Route: The Kukui Trail starts along Highway 550, about 0.75 miles beyond the 8-Mile Marker. Kukui Trail is a scenic trail down the west side of Waimea Canyon. It makes a 2000 ft. elevation drop to the canyon floor ending at the Wiliwili Camp site administered by the Division of Forestry and Wildlife.
Camping by permit only. There is no permitted camping for commercial purposes. The Kauai Recreational Trail Map is available for purchase at the Kauai Forestry and Wildlife Office in Lihue for $5.00. Mail checks to: Division of Forestry & Wildlife 3060 Eiwa Street, Rm. 306 Lihue, Hawaii 96766
Mahaulepu Coastal Trail
is a special part of Kauai History Heritage sight and the last stretch of accessible coastline on the south shore that has not been developed. Malama Mahaulepu is helping to effort to keep this place undeveloped and preserve the natural beauty for all to enjoy.
The Mahaulepu Heritage Trail is a great coastal hike that takes you from the south east corner of Shipwreck Beach Keonela Bay along sand-dune cliffs, Kiawe trees, limestone formations and rocky inlets that are an occasional safe haven for marine life, such as sea turtles and the endangered Hawaiian Monk Seal. Mahaulepu Beach is remote and rugged and the ocean here is usually rough and more suited for whale watching, beach combing and hiking.

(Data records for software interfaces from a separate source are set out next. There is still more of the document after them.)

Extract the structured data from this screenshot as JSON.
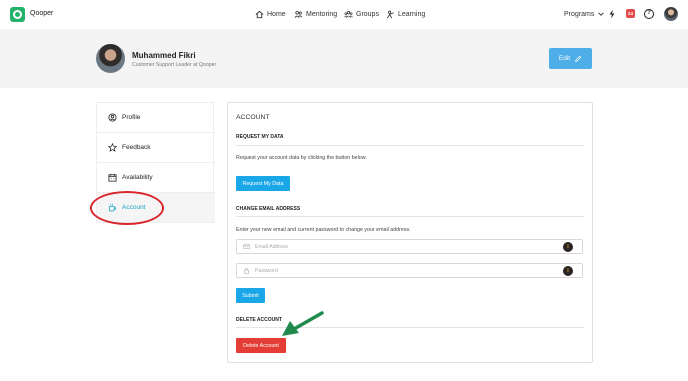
{
  "app": {
    "name": "Qooper"
  },
  "nav": {
    "links": [
      {
        "label": "Home",
        "icon": "home-icon"
      },
      {
        "label": "Mentoring",
        "icon": "mentoring-icon"
      },
      {
        "label": "Groups",
        "icon": "groups-icon"
      },
      {
        "label": "Learning",
        "icon": "learning-icon"
      }
    ],
    "programs_label": "Programs",
    "notification_count": "24",
    "help_symbol": "?"
  },
  "profile": {
    "name": "Muhammed Fikri",
    "role": "Customer Support Leader at Qooper",
    "edit_label": "Edit"
  },
  "sidebar": {
    "items": [
      {
        "label": "Profile",
        "icon": "user-circle-icon"
      },
      {
        "label": "Feedback",
        "icon": "star-icon"
      },
      {
        "label": "Availability",
        "icon": "calendar-icon"
      },
      {
        "label": "Account",
        "icon": "cup-icon",
        "active": true
      }
    ]
  },
  "account": {
    "title": "ACCOUNT",
    "request_data": {
      "heading": "REQUEST MY DATA",
      "description": "Request your account data by clicking the button below.",
      "button": "Request My Data"
    },
    "change_email": {
      "heading": "CHANGE EMAIL ADDRESS",
      "description": "Enter your new email and current password to change your email address.",
      "email_placeholder": "Email Address",
      "email_value": "",
      "password_placeholder": "Password",
      "password_value": "",
      "submit": "Submit"
    },
    "delete_account": {
      "heading": "DELETE ACCOUNT",
      "button": "Delete Account"
    }
  },
  "colors": {
    "brand": "#24b36b",
    "primary": "#1aa7e8",
    "danger": "#e43d35",
    "annotation_circle": "#d9262b",
    "annotation_arrow": "#1f8a4c"
  }
}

This is a sacred sanctuary that needs to be preserved. Tread lightly and leave only footprints behind.
The Moalepe Trail on the East Side of Kauai offers wonderful views of the green jagged ridges of Makaleha and far off ocean views. The trail-head is at the end of the pavement on Olohena Road in the upper Wailua Homesteads. The fist part of the hike you will enjoy ocean vistas, views of the Anahola Mountains and Kong, and close-up views of the Makaleha Mountain Ridge.
Moalepe Trail enters the Halelea Forest Reserve after about a mile. The Moalepe Trail narrows and becomes dense with foliage and slowly climbs up to the Kuilau Ridge. Keep your camera ready for great photo opportunities. The Moalepe Trail is part of the Na Ala Hele Trail System and is also popular with equestrians and mountain bikers. The hike can be continued along the KuilauTrail if you arrange for a car to meet you on the other side

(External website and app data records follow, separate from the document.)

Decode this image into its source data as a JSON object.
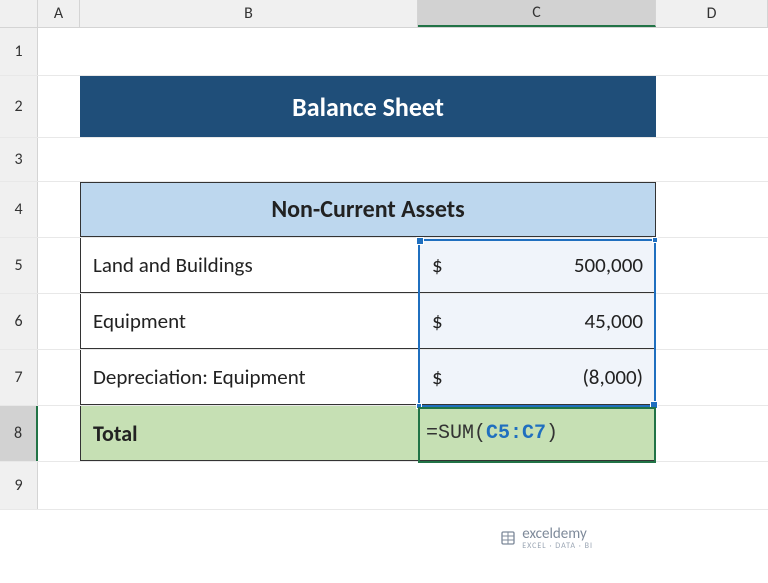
{
  "columns": [
    "A",
    "B",
    "C",
    "D"
  ],
  "rows": [
    "1",
    "2",
    "3",
    "4",
    "5",
    "6",
    "7",
    "8",
    "9"
  ],
  "activeColumn": "C",
  "activeRow": "8",
  "title": "Balance Sheet",
  "sectionHeader": "Non-Current Assets",
  "items": [
    {
      "label": "Land and Buildings",
      "currency": "$",
      "value": "500,000"
    },
    {
      "label": "Equipment",
      "currency": "$",
      "value": "45,000"
    },
    {
      "label": "Depreciation: Equipment",
      "currency": "$",
      "value": "(8,000)"
    }
  ],
  "totalLabel": "Total",
  "formula": {
    "prefix": "=SUM(",
    "ref": "C5:C7",
    "suffix": ")"
  },
  "watermark": {
    "name": "exceldemy",
    "tagline": "EXCEL · DATA · BI"
  }
}
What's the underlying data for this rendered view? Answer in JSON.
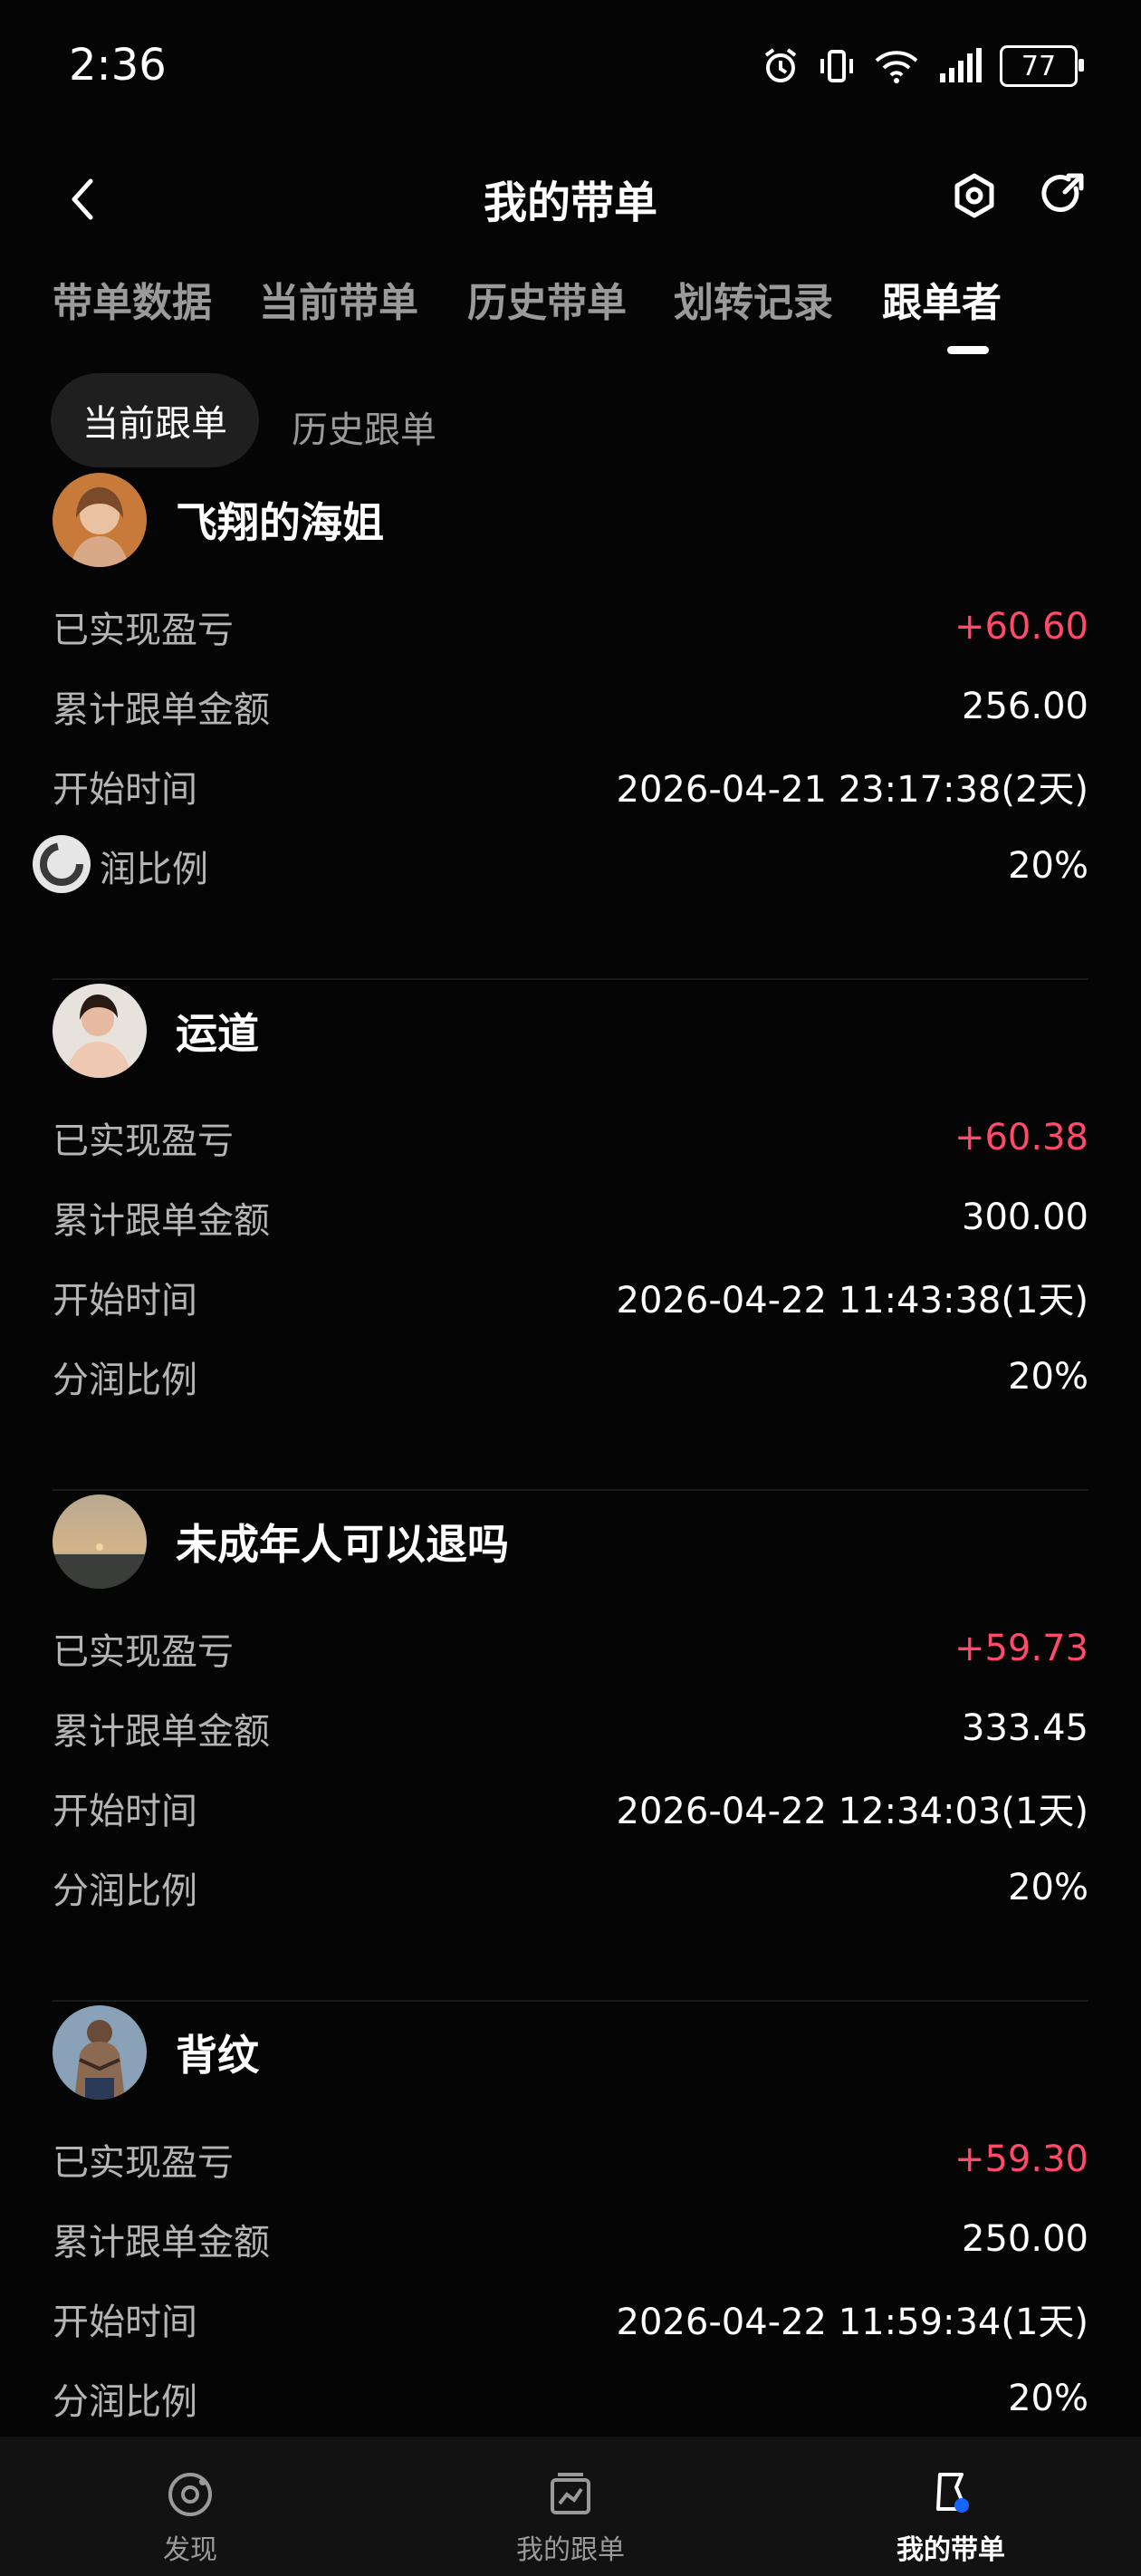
{
  "status_bar": {
    "time": "2:36",
    "battery": "77"
  },
  "header": {
    "title": "我的带单"
  },
  "tabs": [
    {
      "label": "带单数据"
    },
    {
      "label": "当前带单"
    },
    {
      "label": "历史带单"
    },
    {
      "label": "划转记录"
    },
    {
      "label": "跟单者",
      "active": true
    }
  ],
  "subtabs": {
    "current": "当前跟单",
    "history": "历史跟单"
  },
  "followers": [
    {
      "name": "飞翔的海姐",
      "pnl_label": "已实现盈亏",
      "pnl": "+60.60",
      "amount_label": "累计跟单金额",
      "amount": "256.00",
      "start_label": "开始时间",
      "start": "2026-04-21 23:17:38(2天)",
      "ratio_label": "润比例",
      "ratio": "20%"
    },
    {
      "name": "运道",
      "pnl_label": "已实现盈亏",
      "pnl": "+60.38",
      "amount_label": "累计跟单金额",
      "amount": "300.00",
      "start_label": "开始时间",
      "start": "2026-04-22 11:43:38(1天)",
      "ratio_label": "分润比例",
      "ratio": "20%"
    },
    {
      "name": "未成年人可以退吗",
      "pnl_label": "已实现盈亏",
      "pnl": "+59.73",
      "amount_label": "累计跟单金额",
      "amount": "333.45",
      "start_label": "开始时间",
      "start": "2026-04-22 12:34:03(1天)",
      "ratio_label": "分润比例",
      "ratio": "20%"
    },
    {
      "name": "背纹",
      "pnl_label": "已实现盈亏",
      "pnl": "+59.30",
      "amount_label": "累计跟单金额",
      "amount": "250.00",
      "start_label": "开始时间",
      "start": "2026-04-22 11:59:34(1天)",
      "ratio_label": "分润比例",
      "ratio": "20%"
    }
  ],
  "bottom_nav": [
    {
      "label": "发现",
      "icon": "discover-icon"
    },
    {
      "label": "我的跟单",
      "icon": "chart-board-icon"
    },
    {
      "label": "我的带单",
      "icon": "leader-flag-icon",
      "active": true
    }
  ],
  "colors": {
    "profit": "#ff4a6a",
    "background": "#050505"
  }
}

or Sleeping Giant Hike starts out in a neighborhood known as the Wailua House-lots at the top of Haleilo Road near the water pump station. This east side trail has a rapid elevation gain of 1,000 feet and an ocean-view behind you the entire way up. This trail is drier and will have better footing during a rainy period, than that of the other Sleeping Giant trails is lined with flowering low lined shrubs compared to the shady forested side of the West Kuamoo Trail off Hwy 580. The east side trail will meet up with the west trail at about .25 miles before the top.

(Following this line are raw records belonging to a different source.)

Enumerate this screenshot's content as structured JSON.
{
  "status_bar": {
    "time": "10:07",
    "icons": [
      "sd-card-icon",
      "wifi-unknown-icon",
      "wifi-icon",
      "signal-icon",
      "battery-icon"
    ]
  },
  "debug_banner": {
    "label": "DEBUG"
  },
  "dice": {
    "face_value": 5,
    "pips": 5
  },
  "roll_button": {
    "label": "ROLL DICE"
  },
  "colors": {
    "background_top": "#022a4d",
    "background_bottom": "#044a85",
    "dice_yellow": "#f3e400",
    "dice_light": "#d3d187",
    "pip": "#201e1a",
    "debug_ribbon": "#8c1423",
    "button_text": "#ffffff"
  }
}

“Sleeping Giant Trail” is named so because the shape of the mountain is a giants profile lying down. The hike to the top takes you across the chest of the Sleeping Giant. This is seen more clearly from the Nounou East Side Trail or ocean side of the mountain.